The city invested $1 million in repairs – reseeding grass, disposing of waste, installing security cameras – and tied it all off with a chain link fence with only four access points, as opposed to the previous open access around the entire periphery of the park (Schrank, 2022). After the renovations, the entire park is now under surveillance, with security systems and a privately contracted security company, in partnership with the Los Angeles Police Department, monitoring every grass on the land. The fence remains, and its few entry points are closed from 10.30pm to 5am in order to enforce anti-camping laws; it has become an unquestionably defensive architecture (Denkmann, 2021). The residents were told they would be moved out of Echo Park Lake and into permanent housing, but for the vast majority that never happened. In fact, a UCLA study found that of the roughly 200 individuals who had lived at the Echo Park Lake encampment, only seventeen received long-term housing (Roy et al., 2022).

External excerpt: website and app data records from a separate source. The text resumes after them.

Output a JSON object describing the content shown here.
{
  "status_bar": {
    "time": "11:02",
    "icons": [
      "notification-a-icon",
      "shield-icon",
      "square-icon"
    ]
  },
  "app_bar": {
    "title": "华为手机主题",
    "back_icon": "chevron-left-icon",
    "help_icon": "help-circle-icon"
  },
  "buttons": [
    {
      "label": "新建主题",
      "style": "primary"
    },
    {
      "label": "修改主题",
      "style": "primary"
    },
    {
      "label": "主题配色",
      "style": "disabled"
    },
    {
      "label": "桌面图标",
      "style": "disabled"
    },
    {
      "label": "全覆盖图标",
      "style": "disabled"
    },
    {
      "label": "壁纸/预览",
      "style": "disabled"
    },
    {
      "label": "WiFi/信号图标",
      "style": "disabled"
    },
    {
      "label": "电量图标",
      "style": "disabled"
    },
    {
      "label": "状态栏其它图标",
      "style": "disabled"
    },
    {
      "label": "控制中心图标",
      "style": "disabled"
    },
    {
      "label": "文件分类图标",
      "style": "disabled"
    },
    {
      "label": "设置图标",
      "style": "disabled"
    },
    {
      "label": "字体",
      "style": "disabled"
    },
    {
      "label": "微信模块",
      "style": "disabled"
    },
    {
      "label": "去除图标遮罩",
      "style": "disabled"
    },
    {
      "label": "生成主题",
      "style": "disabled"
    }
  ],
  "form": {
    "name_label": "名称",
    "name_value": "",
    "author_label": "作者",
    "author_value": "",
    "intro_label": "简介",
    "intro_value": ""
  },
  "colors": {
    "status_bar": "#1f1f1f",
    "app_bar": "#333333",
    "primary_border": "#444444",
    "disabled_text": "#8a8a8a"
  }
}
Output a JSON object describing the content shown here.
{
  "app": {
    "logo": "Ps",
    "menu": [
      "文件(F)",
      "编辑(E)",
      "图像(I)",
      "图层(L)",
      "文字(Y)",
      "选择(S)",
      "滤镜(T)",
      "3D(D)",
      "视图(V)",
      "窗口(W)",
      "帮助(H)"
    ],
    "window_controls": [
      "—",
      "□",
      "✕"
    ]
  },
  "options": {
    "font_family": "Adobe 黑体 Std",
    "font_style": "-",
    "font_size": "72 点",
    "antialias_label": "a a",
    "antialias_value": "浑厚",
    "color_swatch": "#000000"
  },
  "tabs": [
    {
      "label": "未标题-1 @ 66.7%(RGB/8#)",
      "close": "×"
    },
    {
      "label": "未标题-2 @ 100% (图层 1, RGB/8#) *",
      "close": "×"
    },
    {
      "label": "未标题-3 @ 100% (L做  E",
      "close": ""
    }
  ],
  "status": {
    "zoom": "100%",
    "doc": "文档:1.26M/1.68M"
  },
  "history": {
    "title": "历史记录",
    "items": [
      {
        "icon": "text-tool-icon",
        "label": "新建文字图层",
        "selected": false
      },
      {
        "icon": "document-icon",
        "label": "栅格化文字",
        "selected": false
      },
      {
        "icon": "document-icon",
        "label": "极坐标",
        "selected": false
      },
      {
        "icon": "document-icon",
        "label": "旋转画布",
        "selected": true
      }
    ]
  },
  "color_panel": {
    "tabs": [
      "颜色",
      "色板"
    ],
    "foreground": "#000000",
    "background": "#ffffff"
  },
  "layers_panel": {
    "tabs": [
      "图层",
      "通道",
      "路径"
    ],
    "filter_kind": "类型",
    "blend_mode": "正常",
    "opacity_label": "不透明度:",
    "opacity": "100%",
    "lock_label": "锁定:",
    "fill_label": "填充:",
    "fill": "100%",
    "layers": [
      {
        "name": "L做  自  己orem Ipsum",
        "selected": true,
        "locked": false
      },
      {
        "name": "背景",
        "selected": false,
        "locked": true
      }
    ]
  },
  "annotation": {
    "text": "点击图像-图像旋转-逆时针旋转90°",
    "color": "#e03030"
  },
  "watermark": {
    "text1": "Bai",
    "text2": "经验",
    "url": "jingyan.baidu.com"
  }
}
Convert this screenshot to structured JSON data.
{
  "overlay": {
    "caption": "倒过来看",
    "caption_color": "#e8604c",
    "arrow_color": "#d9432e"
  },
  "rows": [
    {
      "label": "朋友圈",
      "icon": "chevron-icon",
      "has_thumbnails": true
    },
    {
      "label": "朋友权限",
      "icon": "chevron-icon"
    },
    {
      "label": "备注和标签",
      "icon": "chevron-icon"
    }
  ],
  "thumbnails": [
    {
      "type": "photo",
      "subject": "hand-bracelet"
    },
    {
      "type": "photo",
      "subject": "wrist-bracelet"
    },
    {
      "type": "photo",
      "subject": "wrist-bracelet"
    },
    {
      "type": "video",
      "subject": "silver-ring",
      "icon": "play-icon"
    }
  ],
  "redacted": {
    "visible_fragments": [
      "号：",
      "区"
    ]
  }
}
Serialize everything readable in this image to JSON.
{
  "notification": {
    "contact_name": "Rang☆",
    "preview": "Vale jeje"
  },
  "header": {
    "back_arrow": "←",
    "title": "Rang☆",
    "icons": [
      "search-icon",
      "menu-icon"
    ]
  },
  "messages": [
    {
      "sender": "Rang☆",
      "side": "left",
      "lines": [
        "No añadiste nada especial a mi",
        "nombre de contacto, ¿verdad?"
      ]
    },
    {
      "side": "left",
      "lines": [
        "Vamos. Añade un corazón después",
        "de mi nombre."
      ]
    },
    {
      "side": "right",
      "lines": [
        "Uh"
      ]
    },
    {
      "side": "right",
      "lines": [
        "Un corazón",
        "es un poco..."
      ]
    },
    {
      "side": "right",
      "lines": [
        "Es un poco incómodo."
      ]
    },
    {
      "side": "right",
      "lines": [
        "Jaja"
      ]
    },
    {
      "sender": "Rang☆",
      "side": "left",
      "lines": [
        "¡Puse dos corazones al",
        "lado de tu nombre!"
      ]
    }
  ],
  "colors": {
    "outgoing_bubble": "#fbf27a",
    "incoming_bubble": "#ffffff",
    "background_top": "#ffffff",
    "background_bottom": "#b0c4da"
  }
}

The case studies of Cairo and Los Angeles highlight social issues that are globally perpetuated by an authoritarian approach. Despite the democratic regime promised in both countries and by both governments, those in the lower socio-economic classes struggle to claim their rights or to have their voices heard. The legally unhoused residents of both cities are yet to receive adequate assistance from their governments, instead often receiving violence. Regardless of whether a temporary tent is torn from the ground in Los Angeles or a decades-old building is left in ruins in Cairo, the psychological aftermath of the demolition is devastating – families lose their homes and all the memories embedded in their fabric. The dilemma persists: how can governments justly respect all socioeconomic classes while working towards idealized aesthetics? And the answer is still out there – not found.
Chhabria, S. (2020) Shelter as capital: the city as prison/the housing question in Egypt. Borderlines, 19 November. Available at: https://borderlines-cssaame.org/posts/2020/11/18/shelter-as-capital-the-....
Denkmann, L. (2021) Fencing and private security: Echo Park Lake has reopened, with some big changes. LAist, 26 May. Available at: https://laist.com/news/politics/fencing-and-private-security-echo-park-lake-is-reopening-with-some-big-changes.
El Rashidi, Y. (2018) Why do we destroy what makes us? New York Times, 5 November.
El Rashidi, Y. (2021) Sisi’s new Cairo: Pharaonic ambition in ferro-concrete. The New York Review of Books, 16 October.
Roy, A., Bennett, A., Blake, J., Coleman, J., Cornfield, H., Harrell, L. et al. (2022) (Dis)Placement: The Fight for Housing and Community After Echo Park Lake. Available at: https://escholarship.org/uc/item/70r0p7q4.
Schrank, A. (2022) What happened to Echo Park Lake’s homeless residents? KCRW, 24 March. Available at: https://www.kcrw.com/news/shows/greater-la/homelessness-theater-weed-2/e...
Smith, E.D. (2022) He had to leave Echo Park Lake and he’s still homeless. Is this what L.A. wants? Los Angeles Times, 26 March.
Soliman, A. (2012) The Egyptian episode of self-build housing. Habitat International, 36(2), pp. 226–236.
Ward, E. (2021) Understanding LA’s homelessness issues. LAist, 9 September.
Image 2: Asmarat – the bleak government-constructed housing development to which those living in the Maspero Triangle were forcibly removed. (Source: © Yasser Elsheshtawy)